Marie-Claude Thifault

Sages-femmes, religieuses, sœurs hospitalières, bénévoles, infirmières de la Croix-Rouge, de colonie, militaires, en psychiatrie, assistantes sociales et professionnelles de la santé sont ici sujets de l’histoire dans le large champ des services de santé au Québec et au Canada. Plus qu’un sujet, il est ici question d’une extraordinaire caste. Soucieux de fermer le fossé linguistique qui divisa non seulement la pratique, mais aussi l’historiographie de la médecine au Canada et au Québec, l’ouvrage collige des recherches récentes dans le champ historique de la santé réalisées par des historiennes et des historiens francophones et anglophones.

Une invitation à découvrir sur plus d’un siècle la place prédominante de plusieurs générations de femmes qui ont participé activement au développement du système de santé au Québec et au Canada.   

Access Restricted no This search result is for a Book

Learning from the Wounded

The Civil War and the Rise of American Medical Science

Shauna Devine

Nearly two-thirds of the Civil War's approximately 750,000 fatalities were caused by disease--a staggering fact for which the American medical profession was profoundly unprepared. In the years before the war, training for physicians in the United States was mostly unregulated, and medical schools' access to cadavers for teaching purposes was highly restricted. Shauna Devine argues that in spite of these limitations, Union army physicians rose to the challenges of the war, undertaking methods of study and experimentation that would have a lasting influence on the scientific practice of medicine.

Though the war's human toll was tragic, conducting postmortems on the dead and caring for the wounded gave physicians ample opportunity to study and develop new methods of treatment and analysis, from dissection and microscopy to new research into infectious disease processes. Examining the work of doctors who served in the Union Medical Department, Devine sheds new light on how their innovations in the midst of crisis transformed northern medical education and gave rise to the healing power of modern health science.

Access Restricted no This search result is for a Book

Leprosy in Premodern Medicine

A Malady of the Whole Body

Luke Demaitre

While premodern poets and preachers viewed leprosy as a “disease of the soul,” physicians in the period understood it to be a “cancer of the whole body.” In this innovative study, medical historian Luke Demaitre explores medical and social perspectives on leprosy at a time when judicious diagnosis could spare healthy people from social ostracization and help the afflicted get a license to beg. Extending his inquiry from the first century to late in the eighteenth century, Demaitre draws on translations of academic treatises and archival records to illuminate the professional standing, knowledge, and conduct of the practitioners who struggled to move popular perceptions of leprosy beyond loathing and pity. He finds that, while not immune to social and cultural perceptions of the leprous as degenerate, and while influenced by their own fears of contagion, premodern physicians moderated society's reactions to leprosy and were dedicated to the well-being of their patients.
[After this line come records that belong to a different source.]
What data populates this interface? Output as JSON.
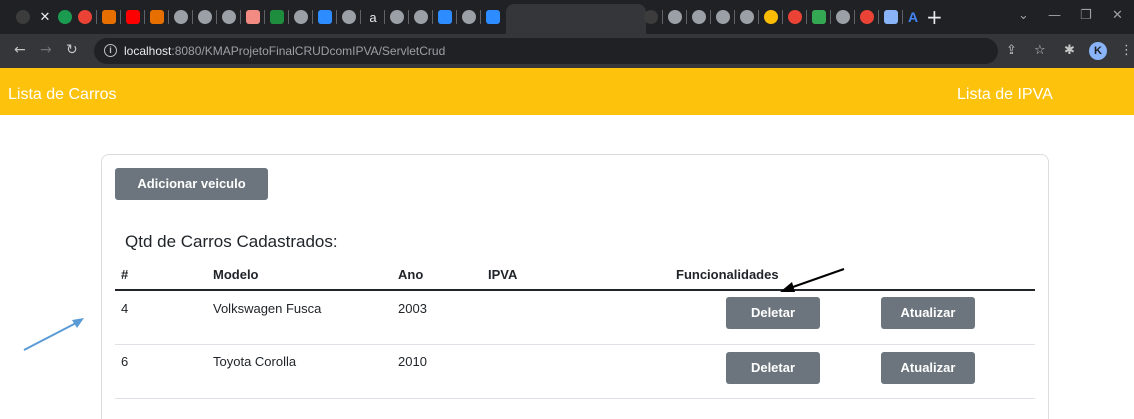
{
  "browser": {
    "url_host": "localhost",
    "url_rest": ":8080/KMAProjetoFinalCRUDcomIPVA/ServletCrud",
    "profile_initial": "K",
    "new_tab_symbol": "+",
    "colors": {
      "chrome_dark": "#202124",
      "toolbar": "#35363a"
    }
  },
  "navbar": {
    "left_link": "Lista de Carros",
    "right_link": "Lista de IPVA",
    "color": "#fcc20c"
  },
  "main": {
    "add_button": "Adicionar veiculo",
    "count_label": "Qtd de Carros Cadastrados:",
    "table": {
      "headers": [
        "#",
        "Modelo",
        "Ano",
        "IPVA",
        "Funcionalidades"
      ],
      "rows": [
        {
          "id": "4",
          "modelo": "Volkswagen Fusca",
          "ano": "2003",
          "ipva": "",
          "delete": "Deletar",
          "update": "Atualizar"
        },
        {
          "id": "6",
          "modelo": "Toyota Corolla",
          "ano": "2010",
          "ipva": "",
          "delete": "Deletar",
          "update": "Atualizar"
        }
      ]
    },
    "button_color": "#6c757d"
  },
  "annotations": {
    "arrow_colors": [
      "#5b9bd5",
      "#000000"
    ]
  }
}
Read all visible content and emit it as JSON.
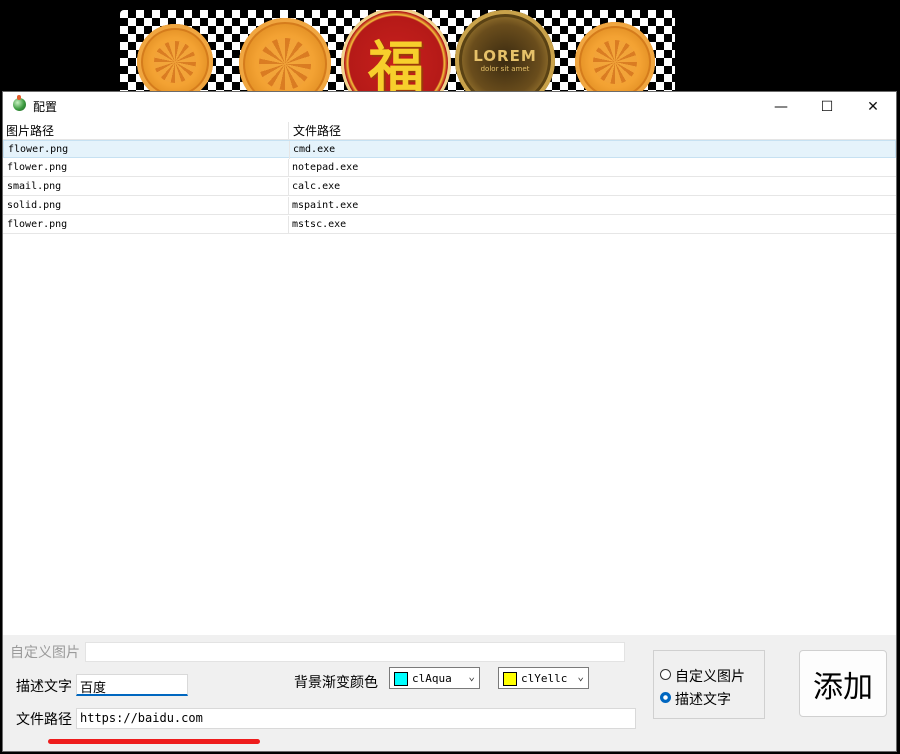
{
  "dock": {
    "coins": [
      {
        "name": "flower-coin-1"
      },
      {
        "name": "flower-coin-2"
      },
      {
        "name": "fu-coin",
        "text": "福"
      },
      {
        "name": "lorem-coin",
        "text": "LOREM",
        "subtext": "dolor sit amet"
      },
      {
        "name": "flower-coin-3"
      }
    ]
  },
  "window": {
    "title": "配置",
    "controls": {
      "minimize": "—",
      "maximize": "☐",
      "close": "✕"
    }
  },
  "list": {
    "headers": [
      "图片路径",
      "文件路径"
    ],
    "rows": [
      {
        "image": "flower.png",
        "file": "cmd.exe"
      },
      {
        "image": "flower.png",
        "file": "notepad.exe"
      },
      {
        "image": "smail.png",
        "file": "calc.exe"
      },
      {
        "image": "solid.png",
        "file": "mspaint.exe"
      },
      {
        "image": "flower.png",
        "file": "mstsc.exe"
      }
    ],
    "selected_index": 0
  },
  "form": {
    "custom_image_label": "自定义图片",
    "custom_image_value": "",
    "desc_label": "描述文字",
    "desc_value": "百度",
    "path_label": "文件路径",
    "path_value": "https://baidu.com",
    "gradient_label": "背景渐变颜色",
    "color1": {
      "text": "clAqua",
      "hex": "#00ffff"
    },
    "color2": {
      "text": "clYellc",
      "hex": "#ffff00"
    },
    "radio_custom_image": "自定义图片",
    "radio_desc_text": "描述文字",
    "radio_selected": "desc_text",
    "add_button": "添加"
  },
  "colors": {
    "annotation_underline": "#ee1c1c",
    "accent": "#0067c0"
  }
}
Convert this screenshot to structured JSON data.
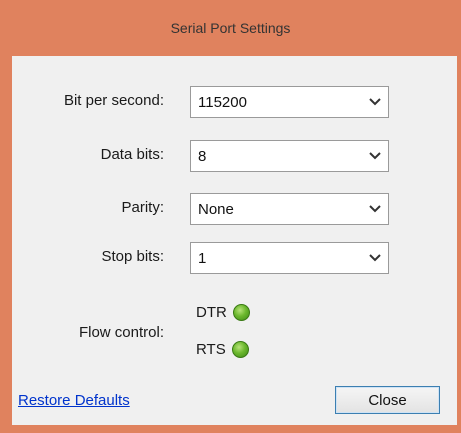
{
  "window": {
    "title": "Serial Port Settings"
  },
  "fields": [
    {
      "label": "Bit per second:",
      "value": "115200"
    },
    {
      "label": "Data bits:",
      "value": "8"
    },
    {
      "label": "Parity:",
      "value": "None"
    },
    {
      "label": "Stop bits:",
      "value": "1"
    }
  ],
  "flow_control": {
    "label": "Flow control:",
    "dtr": "DTR",
    "rts": "RTS",
    "led_color": "#6cb82e"
  },
  "footer": {
    "restore_label": "Restore Defaults",
    "close_label": "Close"
  },
  "colors": {
    "title_bar": "#e0825e",
    "link": "#0033cc"
  }
}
previous PREV 7 8 9 10 11 12 13 NEXT next

Results 91-100 of 202

:
:

Return to Browse All on Project MUSE

Research Areas

Content Type
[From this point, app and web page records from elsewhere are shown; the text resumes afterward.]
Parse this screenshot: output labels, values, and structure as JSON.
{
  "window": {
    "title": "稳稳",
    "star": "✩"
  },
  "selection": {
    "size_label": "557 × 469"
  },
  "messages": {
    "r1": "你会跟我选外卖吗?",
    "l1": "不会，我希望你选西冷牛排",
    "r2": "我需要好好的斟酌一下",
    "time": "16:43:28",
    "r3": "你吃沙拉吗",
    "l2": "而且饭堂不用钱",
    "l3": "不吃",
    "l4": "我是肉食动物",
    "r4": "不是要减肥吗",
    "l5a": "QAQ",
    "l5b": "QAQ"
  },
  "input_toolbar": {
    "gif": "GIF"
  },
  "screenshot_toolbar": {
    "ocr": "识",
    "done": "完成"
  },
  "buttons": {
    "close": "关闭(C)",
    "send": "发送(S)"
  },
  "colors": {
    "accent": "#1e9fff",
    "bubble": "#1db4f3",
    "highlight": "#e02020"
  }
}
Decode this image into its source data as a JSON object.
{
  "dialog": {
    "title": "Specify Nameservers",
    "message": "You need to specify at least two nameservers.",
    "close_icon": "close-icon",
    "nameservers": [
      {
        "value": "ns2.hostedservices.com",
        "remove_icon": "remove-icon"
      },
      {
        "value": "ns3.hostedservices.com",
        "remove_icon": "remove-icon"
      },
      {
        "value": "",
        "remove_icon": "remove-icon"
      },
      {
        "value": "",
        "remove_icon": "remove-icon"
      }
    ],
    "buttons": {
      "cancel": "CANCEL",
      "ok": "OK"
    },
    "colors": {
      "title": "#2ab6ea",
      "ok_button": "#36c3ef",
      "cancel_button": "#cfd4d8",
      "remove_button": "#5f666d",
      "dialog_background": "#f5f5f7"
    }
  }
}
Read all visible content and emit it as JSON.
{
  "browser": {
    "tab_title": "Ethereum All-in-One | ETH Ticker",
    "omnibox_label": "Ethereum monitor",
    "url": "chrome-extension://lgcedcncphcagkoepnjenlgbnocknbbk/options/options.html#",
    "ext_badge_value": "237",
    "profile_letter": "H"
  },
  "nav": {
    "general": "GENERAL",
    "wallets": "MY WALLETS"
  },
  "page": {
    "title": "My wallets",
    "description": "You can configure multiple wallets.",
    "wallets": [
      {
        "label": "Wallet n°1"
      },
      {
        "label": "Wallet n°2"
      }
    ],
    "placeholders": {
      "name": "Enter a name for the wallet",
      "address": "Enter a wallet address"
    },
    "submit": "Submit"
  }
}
  • (200)
  • (2)

Access

  • You have access to this content
  • Free sample
  • Open Access
  • Restricted Access